### [Required work]
Should any entry look odd, write it out exactly anyway, along with all the rest.
↓↓↓
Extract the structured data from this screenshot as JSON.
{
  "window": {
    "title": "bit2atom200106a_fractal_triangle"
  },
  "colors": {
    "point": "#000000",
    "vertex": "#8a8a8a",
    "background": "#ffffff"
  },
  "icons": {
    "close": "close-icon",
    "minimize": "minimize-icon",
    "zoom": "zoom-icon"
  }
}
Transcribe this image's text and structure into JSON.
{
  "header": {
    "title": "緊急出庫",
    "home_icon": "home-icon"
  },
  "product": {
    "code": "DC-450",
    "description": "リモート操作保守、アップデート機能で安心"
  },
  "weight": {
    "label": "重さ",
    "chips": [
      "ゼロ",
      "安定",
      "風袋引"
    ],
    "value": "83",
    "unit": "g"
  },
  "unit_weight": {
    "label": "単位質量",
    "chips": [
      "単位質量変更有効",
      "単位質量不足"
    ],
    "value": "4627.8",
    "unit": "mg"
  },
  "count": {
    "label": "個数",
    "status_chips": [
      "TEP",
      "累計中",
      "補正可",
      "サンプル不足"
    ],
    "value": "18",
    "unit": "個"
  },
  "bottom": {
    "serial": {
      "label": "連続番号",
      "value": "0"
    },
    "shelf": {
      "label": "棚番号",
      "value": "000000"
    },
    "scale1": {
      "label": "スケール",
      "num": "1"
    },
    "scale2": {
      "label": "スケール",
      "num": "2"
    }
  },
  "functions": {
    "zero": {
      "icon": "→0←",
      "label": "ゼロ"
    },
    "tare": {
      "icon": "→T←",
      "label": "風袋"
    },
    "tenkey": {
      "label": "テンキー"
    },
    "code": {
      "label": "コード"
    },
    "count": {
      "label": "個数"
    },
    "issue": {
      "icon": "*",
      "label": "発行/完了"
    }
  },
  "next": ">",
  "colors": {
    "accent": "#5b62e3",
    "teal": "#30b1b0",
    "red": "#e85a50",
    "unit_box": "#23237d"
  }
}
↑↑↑
### [Response area]
Extract the structured data from this screenshot as JSON.
{
  "window": {
    "title": "bit2atom200106a_fractal_triangle"
  },
  "colors": {
    "point": "#000000",
    "vertex": "#8a8a8a",
    "background": "#ffffff"
  },
  "icons": {
    "close": "close-icon",
    "minimize": "minimize-icon",
    "zoom": "zoom-icon"
  }
}
Transcribe this image's text and structure into JSON.
{
  "header": {
    "title": "緊急出庫",
    "home_icon": "home-icon"
  },
  "product": {
    "code": "DC-450",
    "description": "リモート操作保守、アップデート機能で安心"
  },
  "weight": {
    "label": "重さ",
    "chips": [
      "ゼロ",
      "安定",
      "風袋引"
    ],
    "value": "83",
    "unit": "g"
  },
  "unit_weight": {
    "label": "単位質量",
    "chips": [
      "単位質量変更有効",
      "単位質量不足"
    ],
    "value": "4627.8",
    "unit": "mg"
  },
  "count": {
    "label": "個数",
    "status_chips": [
      "TEP",
      "累計中",
      "補正可",
      "サンプル不足"
    ],
    "value": "18",
    "unit": "個"
  },
  "bottom": {
    "serial": {
      "label": "連続番号",
      "value": "0"
    },
    "shelf": {
      "label": "棚番号",
      "value": "000000"
    },
    "scale1": {
      "label": "スケール",
      "num": "1"
    },
    "scale2": {
      "label": "スケール",
      "num": "2"
    }
  },
  "functions": {
    "zero": {
      "icon": "→0←",
      "label": "ゼロ"
    },
    "tare": {
      "icon": "→T←",
      "label": "風袋"
    },
    "tenkey": {
      "label": "テンキー"
    },
    "code": {
      "label": "コード"
    },
    "count": {
      "label": "個数"
    },
    "issue": {
      "icon": "*",
      "label": "発行/完了"
    }
  },
  "next": ">",
  "colors": {
    "accent": "#5b62e3",
    "teal": "#30b1b0",
    "red": "#e85a50",
    "unit_box": "#23237d"
  }
}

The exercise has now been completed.